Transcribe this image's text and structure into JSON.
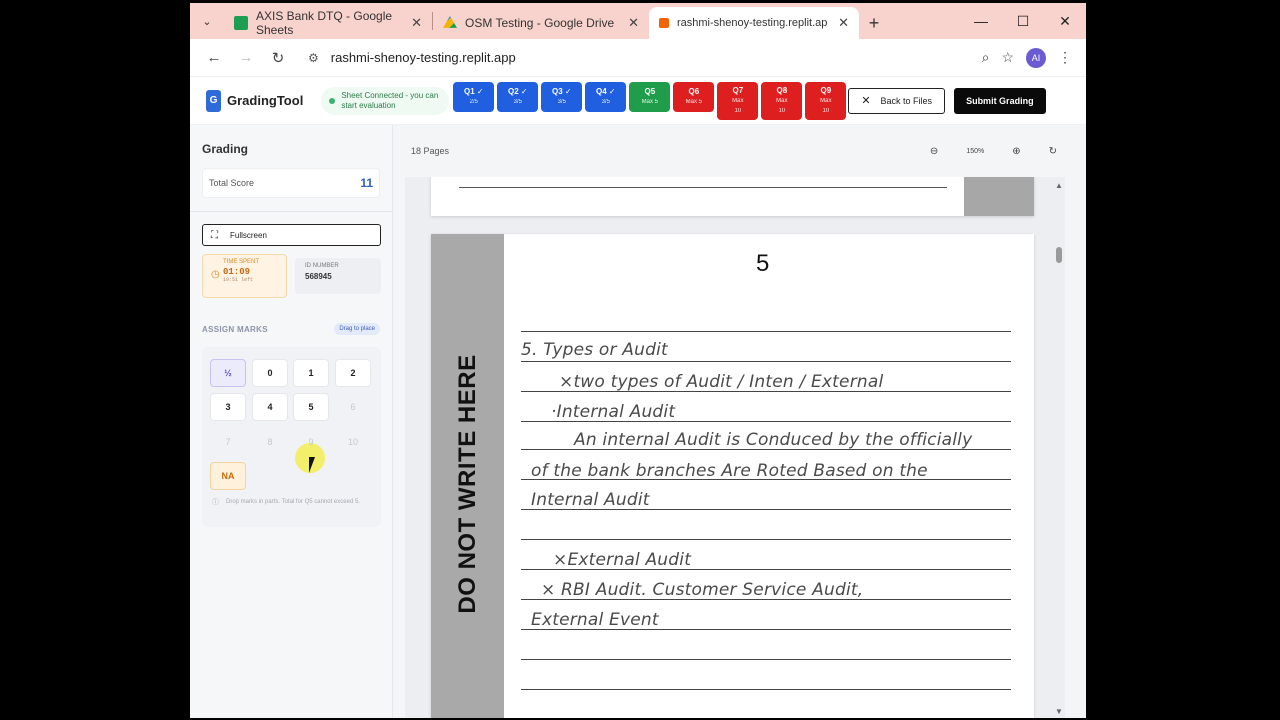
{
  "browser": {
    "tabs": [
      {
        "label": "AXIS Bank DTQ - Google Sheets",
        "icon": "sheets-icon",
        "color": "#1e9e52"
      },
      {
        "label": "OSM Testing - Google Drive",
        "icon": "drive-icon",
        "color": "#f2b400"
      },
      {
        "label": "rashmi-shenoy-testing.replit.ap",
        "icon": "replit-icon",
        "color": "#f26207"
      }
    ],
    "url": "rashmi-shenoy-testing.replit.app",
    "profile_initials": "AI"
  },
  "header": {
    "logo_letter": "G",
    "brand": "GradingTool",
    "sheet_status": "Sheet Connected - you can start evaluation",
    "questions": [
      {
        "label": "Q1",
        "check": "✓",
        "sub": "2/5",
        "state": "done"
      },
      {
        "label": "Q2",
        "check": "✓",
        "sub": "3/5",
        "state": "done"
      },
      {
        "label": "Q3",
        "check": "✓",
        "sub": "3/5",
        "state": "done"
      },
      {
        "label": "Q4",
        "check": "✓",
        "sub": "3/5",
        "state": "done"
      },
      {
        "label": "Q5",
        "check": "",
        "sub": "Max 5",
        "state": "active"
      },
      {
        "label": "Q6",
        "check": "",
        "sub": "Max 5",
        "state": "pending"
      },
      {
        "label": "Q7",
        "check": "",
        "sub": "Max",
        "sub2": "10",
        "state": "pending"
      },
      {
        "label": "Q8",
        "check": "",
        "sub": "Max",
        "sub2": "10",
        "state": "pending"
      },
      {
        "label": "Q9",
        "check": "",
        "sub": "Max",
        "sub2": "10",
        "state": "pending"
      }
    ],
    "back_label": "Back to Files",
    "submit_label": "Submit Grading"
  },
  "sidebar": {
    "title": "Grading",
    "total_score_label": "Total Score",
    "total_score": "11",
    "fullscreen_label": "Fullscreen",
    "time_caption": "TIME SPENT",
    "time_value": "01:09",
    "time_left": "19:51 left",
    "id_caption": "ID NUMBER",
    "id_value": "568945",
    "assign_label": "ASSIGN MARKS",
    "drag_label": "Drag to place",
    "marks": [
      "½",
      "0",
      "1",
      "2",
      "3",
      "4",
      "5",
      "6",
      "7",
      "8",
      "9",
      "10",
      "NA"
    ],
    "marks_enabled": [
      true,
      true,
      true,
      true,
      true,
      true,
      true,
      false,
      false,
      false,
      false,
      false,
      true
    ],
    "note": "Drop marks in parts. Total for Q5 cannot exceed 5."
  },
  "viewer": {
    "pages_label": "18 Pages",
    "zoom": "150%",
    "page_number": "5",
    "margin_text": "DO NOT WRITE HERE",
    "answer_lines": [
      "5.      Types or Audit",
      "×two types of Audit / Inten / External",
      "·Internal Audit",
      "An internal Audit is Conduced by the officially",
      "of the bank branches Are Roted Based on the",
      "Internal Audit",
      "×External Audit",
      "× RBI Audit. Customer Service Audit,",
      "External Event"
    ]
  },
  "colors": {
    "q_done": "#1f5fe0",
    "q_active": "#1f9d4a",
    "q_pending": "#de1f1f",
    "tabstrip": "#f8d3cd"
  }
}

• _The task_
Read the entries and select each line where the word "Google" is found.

• _Answer below_
        "label": "AXIS Bank DTQ - Google Sheets",
        "label": "OSM Testing - Google Drive",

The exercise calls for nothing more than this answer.